Global and regional nested patterns of non-native invasive floras on tropical islands
Article first published online: 4 DEC 2013
© 2013 John Wiley & Sons Ltd
Journal of Biogeography
Volume 41, Issue 4, pages 823–832, April 2014
How to Cite
Traveset, A., Kueffer, C., Daehler, C. C. (2014), Global and regional nested patterns of non-native invasive floras on tropical islands. Journal of Biogeography, 41: 823–832. doi: 10.1111/jbi.12243
- Issue published online: 17 MAR 2014
- Article first published online: 4 DEC 2013
- Spanish Ministry of Science and Innovation. Grant Number: CGL2010-18759BOS
- Dispersal limitation;
- habitat filtering;
- invasive flora;
- invasive species richness;
- island area;
- island biogeography;
- tropical archipelagos
Non-native species are being distributed globally as a result of human actions, but we still know little about emerging biogeographical patterns. We tested whether the distribution of plant invaders across tropical oceanic islands has a nested structure, and identified mechanisms to explain nestedness among invaders and islands.
Tropical islands world-wide.
We analysed two datasets: a global one (350 spermatophyte species invading natural areas within 25 archipelagos) and a regional one (145 species within 12 Pacific archipelagos). We quantified island and species nestedness using the NODF metric and evaluated the contributions of each island and species to nestedness.
Globally, the distribution of invaders across islands showed a nested pattern related to island area, elevation (a proxy of habitat diversity) and invasive species richness; the pattern was weakly associated with human population density and independent of isolation from the nearest continent. Invader prevalence among islands was the best predictor of species nestedness. Nestedness was more pronounced at a regional than a global scale.

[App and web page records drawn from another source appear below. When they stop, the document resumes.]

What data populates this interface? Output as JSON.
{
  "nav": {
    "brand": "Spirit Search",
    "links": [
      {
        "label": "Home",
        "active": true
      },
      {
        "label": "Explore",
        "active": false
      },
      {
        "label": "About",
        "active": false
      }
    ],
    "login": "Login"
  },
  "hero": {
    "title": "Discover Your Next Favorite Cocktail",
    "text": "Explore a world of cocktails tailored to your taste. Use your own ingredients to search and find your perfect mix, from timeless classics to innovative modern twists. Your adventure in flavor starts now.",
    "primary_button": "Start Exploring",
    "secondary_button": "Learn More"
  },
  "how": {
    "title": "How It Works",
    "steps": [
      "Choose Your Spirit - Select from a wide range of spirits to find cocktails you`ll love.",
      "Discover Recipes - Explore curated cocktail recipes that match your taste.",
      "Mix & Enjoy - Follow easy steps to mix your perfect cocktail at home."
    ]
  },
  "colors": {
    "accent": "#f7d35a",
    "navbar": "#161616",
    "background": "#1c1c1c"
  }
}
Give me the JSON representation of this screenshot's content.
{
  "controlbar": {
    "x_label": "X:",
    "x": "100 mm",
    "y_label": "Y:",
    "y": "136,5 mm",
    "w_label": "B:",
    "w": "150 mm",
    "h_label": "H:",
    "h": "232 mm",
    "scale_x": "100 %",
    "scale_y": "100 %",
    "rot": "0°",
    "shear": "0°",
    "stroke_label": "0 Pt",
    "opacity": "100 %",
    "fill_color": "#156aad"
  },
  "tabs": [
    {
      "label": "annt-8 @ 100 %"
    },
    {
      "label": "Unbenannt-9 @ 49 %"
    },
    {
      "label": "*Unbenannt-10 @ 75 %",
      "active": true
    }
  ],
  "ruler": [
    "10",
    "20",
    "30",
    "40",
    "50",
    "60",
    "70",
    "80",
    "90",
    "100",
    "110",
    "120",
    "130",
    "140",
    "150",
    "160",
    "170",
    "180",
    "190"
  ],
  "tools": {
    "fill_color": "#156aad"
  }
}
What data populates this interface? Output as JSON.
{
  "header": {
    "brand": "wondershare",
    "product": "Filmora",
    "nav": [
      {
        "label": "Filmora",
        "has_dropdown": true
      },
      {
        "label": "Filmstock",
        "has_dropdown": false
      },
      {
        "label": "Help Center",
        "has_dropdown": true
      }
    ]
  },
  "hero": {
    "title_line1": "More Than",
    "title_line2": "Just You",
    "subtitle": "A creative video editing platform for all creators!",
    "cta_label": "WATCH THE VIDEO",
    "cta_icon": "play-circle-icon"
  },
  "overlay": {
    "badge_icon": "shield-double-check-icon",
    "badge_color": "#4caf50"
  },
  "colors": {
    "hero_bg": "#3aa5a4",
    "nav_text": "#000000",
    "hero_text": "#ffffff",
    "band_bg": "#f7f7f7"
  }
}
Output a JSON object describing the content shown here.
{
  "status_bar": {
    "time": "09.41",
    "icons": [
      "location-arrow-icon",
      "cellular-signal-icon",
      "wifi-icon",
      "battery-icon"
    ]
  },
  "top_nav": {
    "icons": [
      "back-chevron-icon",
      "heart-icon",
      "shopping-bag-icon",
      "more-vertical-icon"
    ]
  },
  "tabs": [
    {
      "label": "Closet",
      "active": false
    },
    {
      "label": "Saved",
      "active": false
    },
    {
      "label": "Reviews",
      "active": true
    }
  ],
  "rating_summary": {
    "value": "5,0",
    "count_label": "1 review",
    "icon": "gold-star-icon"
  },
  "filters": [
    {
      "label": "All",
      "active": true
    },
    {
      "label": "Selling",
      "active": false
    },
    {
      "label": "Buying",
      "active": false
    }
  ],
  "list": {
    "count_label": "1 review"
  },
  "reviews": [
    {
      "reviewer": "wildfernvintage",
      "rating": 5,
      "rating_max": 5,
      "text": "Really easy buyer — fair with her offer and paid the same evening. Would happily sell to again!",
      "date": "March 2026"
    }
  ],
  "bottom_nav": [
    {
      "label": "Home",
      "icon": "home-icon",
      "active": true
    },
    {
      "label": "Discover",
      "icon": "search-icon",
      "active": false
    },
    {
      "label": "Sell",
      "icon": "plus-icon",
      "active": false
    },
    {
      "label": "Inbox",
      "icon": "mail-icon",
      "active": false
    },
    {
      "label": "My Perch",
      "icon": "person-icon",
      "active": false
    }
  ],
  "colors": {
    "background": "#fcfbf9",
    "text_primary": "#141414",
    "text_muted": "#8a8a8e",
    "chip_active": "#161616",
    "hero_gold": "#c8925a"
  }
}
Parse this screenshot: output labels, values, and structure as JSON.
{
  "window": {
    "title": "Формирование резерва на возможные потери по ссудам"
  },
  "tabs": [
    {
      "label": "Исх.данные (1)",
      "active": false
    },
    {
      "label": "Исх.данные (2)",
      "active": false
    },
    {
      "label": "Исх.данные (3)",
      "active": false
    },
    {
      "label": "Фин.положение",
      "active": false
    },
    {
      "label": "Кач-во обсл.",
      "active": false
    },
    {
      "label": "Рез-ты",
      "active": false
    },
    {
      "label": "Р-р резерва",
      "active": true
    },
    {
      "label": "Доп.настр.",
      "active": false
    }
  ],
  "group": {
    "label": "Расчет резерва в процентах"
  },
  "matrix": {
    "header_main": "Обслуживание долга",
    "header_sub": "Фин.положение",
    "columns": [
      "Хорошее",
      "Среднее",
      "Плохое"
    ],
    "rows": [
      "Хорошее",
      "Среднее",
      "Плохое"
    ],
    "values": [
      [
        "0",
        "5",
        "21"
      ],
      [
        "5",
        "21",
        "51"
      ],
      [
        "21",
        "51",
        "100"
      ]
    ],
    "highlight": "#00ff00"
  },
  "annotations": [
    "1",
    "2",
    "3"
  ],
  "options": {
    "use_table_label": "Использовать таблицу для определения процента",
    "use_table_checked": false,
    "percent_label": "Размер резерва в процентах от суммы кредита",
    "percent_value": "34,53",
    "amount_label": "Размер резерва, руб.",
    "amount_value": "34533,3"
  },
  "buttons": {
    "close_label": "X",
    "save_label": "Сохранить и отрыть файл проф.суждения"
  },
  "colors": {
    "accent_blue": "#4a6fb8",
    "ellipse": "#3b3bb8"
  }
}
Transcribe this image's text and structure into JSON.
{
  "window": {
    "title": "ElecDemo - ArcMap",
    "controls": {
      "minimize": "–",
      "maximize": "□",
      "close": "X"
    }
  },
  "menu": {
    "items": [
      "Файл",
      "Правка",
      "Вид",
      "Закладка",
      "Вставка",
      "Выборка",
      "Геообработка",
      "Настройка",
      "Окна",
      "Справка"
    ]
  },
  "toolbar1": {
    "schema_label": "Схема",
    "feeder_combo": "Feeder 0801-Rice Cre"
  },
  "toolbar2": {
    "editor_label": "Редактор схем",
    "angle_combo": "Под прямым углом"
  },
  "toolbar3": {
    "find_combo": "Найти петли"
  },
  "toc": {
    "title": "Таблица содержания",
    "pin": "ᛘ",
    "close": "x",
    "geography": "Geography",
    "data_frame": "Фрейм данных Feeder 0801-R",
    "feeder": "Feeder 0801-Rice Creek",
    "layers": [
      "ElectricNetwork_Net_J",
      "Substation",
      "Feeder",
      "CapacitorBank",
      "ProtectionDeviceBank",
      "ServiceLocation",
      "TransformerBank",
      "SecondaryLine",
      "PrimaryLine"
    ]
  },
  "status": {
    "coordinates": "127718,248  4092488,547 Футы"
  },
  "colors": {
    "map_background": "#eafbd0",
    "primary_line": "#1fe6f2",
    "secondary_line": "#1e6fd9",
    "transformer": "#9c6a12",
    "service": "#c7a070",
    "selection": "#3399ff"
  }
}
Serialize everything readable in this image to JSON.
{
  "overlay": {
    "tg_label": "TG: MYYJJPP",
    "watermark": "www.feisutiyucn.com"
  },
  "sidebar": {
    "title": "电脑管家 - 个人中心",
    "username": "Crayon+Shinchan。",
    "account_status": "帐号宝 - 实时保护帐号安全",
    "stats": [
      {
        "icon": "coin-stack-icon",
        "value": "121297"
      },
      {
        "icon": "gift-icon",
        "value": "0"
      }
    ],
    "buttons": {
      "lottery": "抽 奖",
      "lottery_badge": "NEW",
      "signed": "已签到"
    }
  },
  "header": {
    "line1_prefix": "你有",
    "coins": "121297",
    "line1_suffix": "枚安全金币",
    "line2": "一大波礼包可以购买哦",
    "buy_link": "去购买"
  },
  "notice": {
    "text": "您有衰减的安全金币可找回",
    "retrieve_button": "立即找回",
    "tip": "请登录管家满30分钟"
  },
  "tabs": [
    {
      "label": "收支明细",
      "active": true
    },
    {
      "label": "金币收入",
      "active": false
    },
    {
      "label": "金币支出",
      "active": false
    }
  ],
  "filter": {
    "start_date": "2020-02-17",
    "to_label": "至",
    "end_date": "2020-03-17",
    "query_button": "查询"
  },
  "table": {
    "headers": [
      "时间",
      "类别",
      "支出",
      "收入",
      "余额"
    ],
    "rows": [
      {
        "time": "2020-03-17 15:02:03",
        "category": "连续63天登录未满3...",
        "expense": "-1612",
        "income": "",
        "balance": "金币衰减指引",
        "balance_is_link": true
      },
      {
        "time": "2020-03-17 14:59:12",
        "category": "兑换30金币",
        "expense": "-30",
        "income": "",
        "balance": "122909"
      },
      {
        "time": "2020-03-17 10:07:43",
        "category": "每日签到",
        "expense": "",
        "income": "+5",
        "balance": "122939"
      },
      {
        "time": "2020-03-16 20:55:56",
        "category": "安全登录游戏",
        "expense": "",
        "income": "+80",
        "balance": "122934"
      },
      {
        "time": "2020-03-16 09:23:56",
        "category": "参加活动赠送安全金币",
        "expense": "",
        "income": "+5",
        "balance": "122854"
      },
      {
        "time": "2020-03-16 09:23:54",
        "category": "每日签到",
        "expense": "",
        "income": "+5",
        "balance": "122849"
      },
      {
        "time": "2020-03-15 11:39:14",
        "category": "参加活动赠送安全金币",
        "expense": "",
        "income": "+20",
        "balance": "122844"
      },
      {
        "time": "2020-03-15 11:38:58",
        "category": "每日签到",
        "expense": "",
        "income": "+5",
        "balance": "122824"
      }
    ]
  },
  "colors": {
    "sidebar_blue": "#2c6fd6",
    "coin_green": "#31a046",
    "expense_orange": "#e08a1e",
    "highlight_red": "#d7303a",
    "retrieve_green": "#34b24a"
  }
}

We found novel biogeographical patterns interconnecting non-native invasive floras at a global scale. Both localized and widespread species are important components of island invasive floras. Invader-rich islands host many rare invaders, and many species are invaders in only one island group, suggesting that prevention efforts should pay attention to rare invaders. We have developed a conceptual model to facilitate understanding of nestedness in island invasion. Both habitat and dispersal filtering are potential mechanisms underlying nestedness, whereas idiosyncratic factors of particular islands (e.g. habitat diversity and socio-economic history) or time-lags may explain ‘invader endemicity'. Nested regional patterns may be explained by ‘hub' islands that serve as early sites of introduction for many invaders, some of which subsequently spread across the region.